───── Given data

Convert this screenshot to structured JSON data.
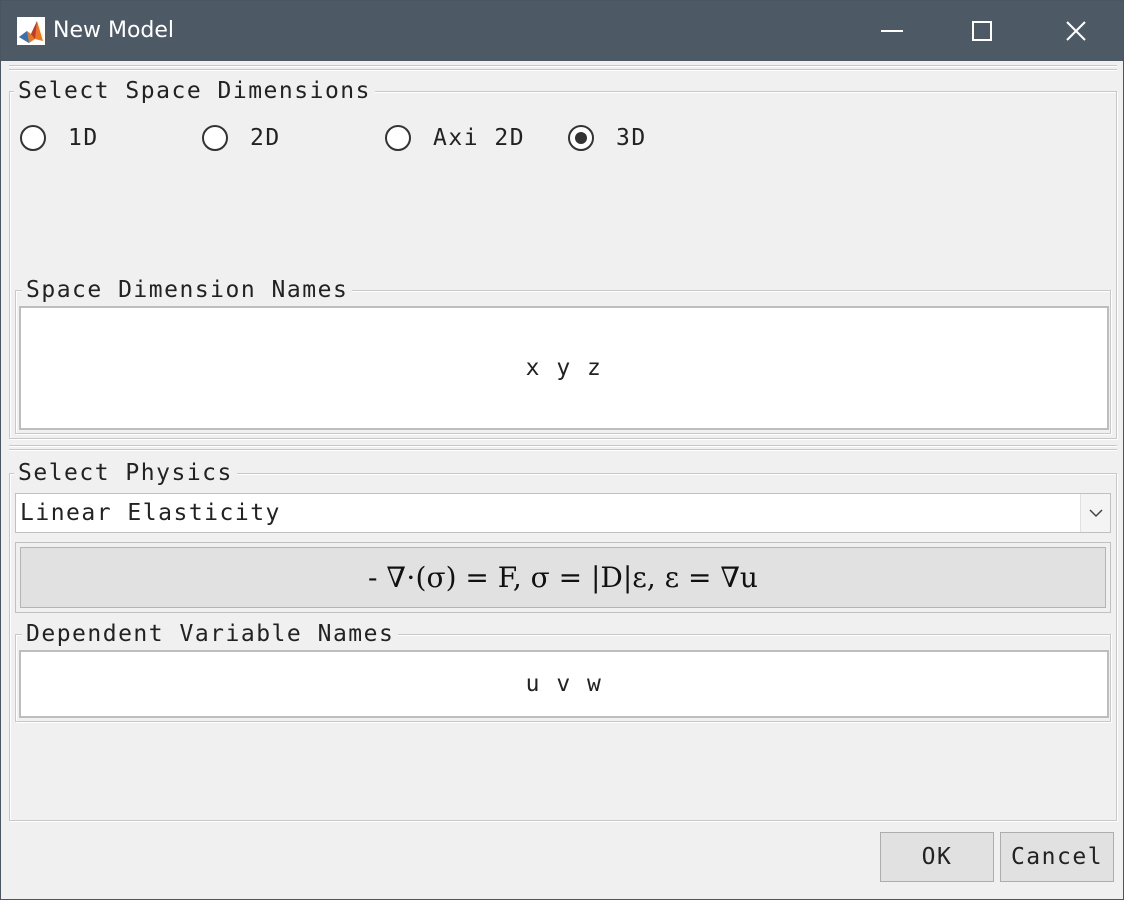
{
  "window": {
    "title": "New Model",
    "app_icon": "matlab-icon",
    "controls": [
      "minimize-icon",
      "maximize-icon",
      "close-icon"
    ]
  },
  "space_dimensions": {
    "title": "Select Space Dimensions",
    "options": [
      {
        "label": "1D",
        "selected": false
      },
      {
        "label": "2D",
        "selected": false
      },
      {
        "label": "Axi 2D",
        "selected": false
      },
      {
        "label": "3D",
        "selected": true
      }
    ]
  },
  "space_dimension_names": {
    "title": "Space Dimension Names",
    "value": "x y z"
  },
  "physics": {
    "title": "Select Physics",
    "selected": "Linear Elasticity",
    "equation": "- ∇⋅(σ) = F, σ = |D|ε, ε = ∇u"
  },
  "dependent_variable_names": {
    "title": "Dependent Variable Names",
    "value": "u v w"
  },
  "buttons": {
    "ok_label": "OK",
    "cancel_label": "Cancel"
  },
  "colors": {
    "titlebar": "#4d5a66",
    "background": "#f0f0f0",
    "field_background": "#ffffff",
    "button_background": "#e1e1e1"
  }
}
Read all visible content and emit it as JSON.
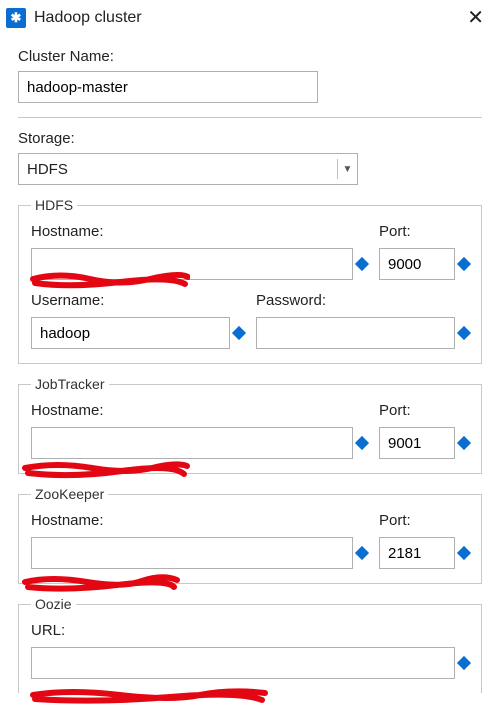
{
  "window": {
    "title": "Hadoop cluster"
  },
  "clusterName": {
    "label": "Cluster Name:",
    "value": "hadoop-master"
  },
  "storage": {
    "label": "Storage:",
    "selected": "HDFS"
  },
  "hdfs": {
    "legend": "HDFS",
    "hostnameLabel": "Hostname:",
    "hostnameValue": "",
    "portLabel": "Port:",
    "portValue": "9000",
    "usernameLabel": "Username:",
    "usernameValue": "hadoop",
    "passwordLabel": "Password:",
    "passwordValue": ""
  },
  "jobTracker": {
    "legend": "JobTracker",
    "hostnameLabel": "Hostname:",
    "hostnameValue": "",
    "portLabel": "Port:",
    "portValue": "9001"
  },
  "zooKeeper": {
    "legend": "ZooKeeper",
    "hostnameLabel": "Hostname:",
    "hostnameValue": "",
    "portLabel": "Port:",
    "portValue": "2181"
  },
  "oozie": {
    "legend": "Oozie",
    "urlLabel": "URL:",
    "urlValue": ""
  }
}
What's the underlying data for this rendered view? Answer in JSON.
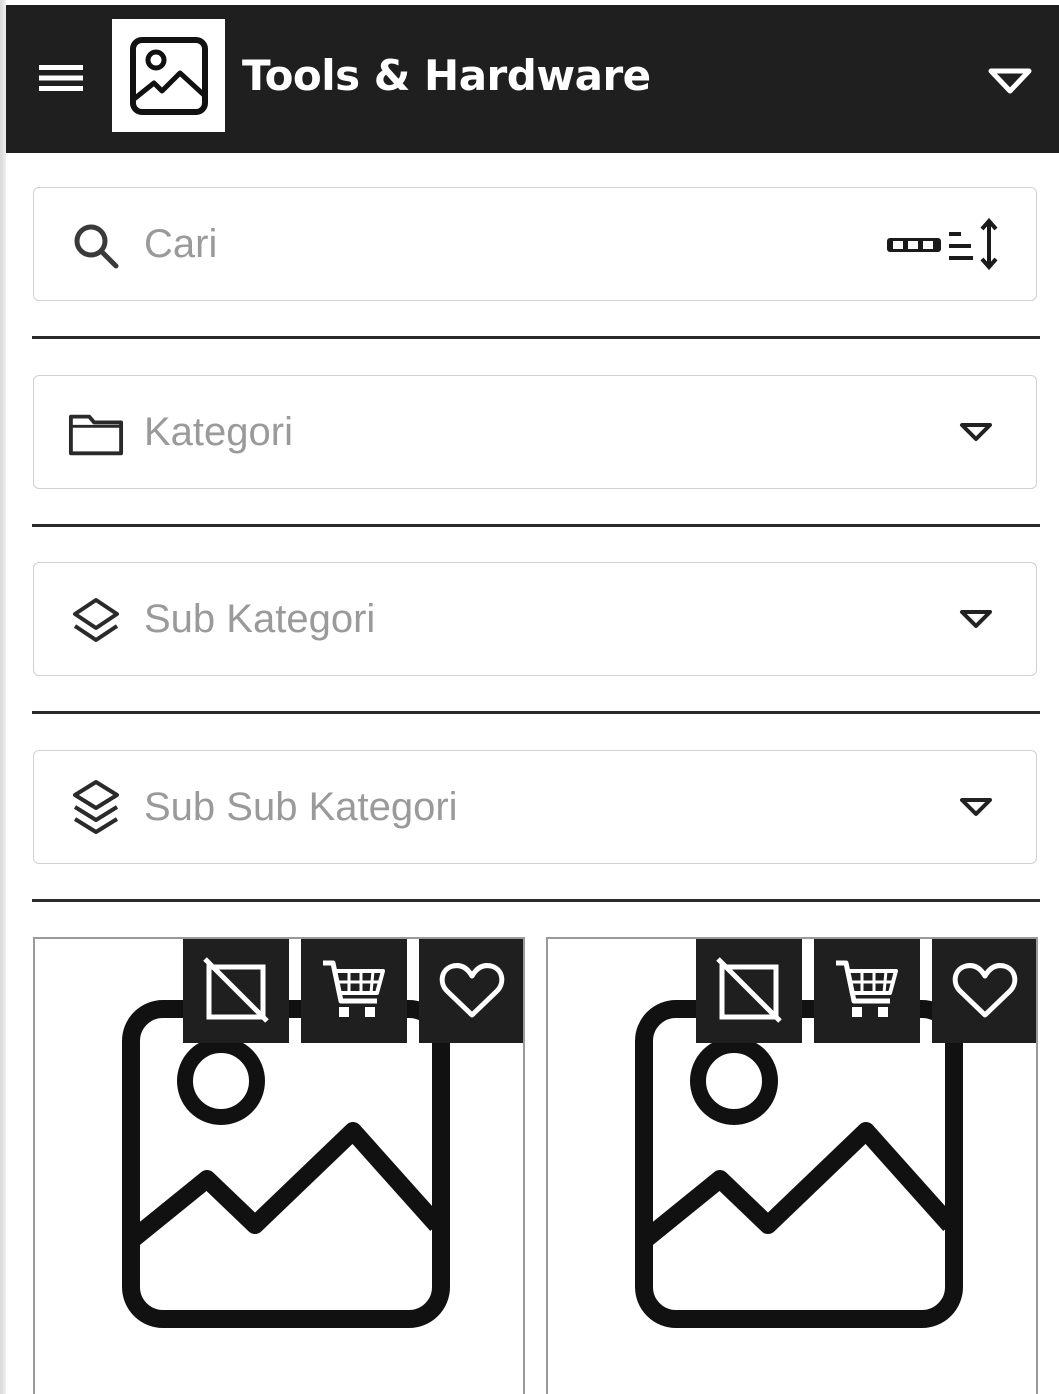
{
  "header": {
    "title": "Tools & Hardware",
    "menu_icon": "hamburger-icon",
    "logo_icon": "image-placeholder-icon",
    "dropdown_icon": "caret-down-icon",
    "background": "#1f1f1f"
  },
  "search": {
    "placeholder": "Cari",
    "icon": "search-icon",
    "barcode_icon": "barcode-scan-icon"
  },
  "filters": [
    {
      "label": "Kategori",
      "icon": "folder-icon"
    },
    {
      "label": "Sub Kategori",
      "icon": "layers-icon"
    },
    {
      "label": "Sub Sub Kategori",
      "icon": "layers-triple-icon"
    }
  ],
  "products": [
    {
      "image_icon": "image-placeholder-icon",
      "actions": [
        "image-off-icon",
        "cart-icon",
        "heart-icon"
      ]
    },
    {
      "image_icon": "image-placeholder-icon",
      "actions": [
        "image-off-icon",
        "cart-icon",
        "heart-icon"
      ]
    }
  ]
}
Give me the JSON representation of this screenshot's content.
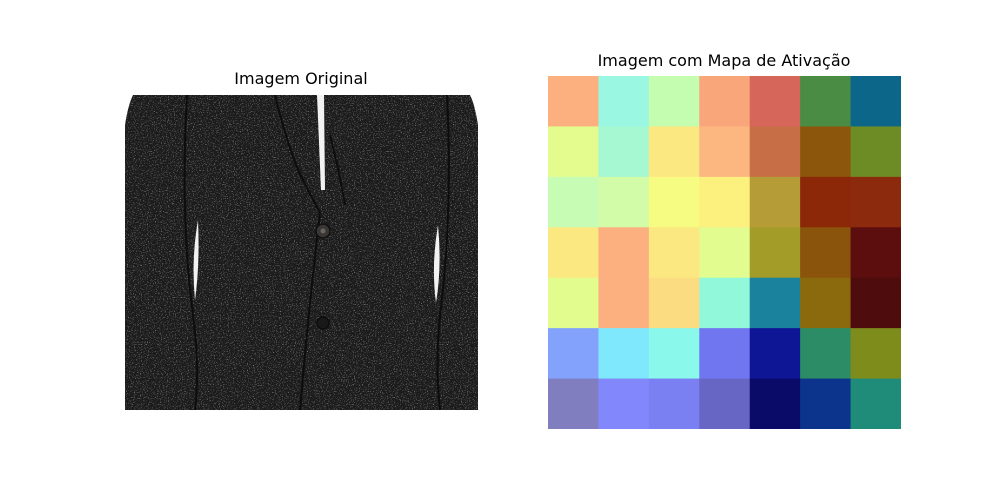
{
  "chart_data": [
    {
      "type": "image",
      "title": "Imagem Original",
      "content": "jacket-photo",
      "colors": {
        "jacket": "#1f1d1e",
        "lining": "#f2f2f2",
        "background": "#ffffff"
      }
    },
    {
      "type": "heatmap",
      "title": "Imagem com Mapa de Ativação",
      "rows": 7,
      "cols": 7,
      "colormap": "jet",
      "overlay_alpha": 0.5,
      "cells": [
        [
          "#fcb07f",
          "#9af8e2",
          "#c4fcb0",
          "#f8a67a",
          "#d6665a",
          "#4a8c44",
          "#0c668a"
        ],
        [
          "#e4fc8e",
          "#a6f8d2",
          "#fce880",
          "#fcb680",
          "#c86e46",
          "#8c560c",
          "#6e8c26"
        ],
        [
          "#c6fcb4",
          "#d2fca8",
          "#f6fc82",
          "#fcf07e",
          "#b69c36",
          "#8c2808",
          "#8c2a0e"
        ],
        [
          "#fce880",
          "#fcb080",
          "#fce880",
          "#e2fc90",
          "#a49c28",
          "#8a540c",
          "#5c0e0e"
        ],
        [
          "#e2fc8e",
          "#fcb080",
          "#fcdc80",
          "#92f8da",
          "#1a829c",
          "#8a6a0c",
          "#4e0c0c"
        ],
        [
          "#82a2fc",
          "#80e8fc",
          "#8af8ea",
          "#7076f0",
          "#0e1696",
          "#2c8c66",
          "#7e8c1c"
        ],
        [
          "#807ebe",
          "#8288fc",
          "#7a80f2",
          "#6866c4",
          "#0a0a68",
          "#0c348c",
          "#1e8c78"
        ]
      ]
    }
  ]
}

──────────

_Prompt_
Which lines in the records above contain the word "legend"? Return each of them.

_Task solution_
    "legend": "HDFS",
    "legend": "JobTracker",
    "legend": "ZooKeeper",
    "legend": "Oozie",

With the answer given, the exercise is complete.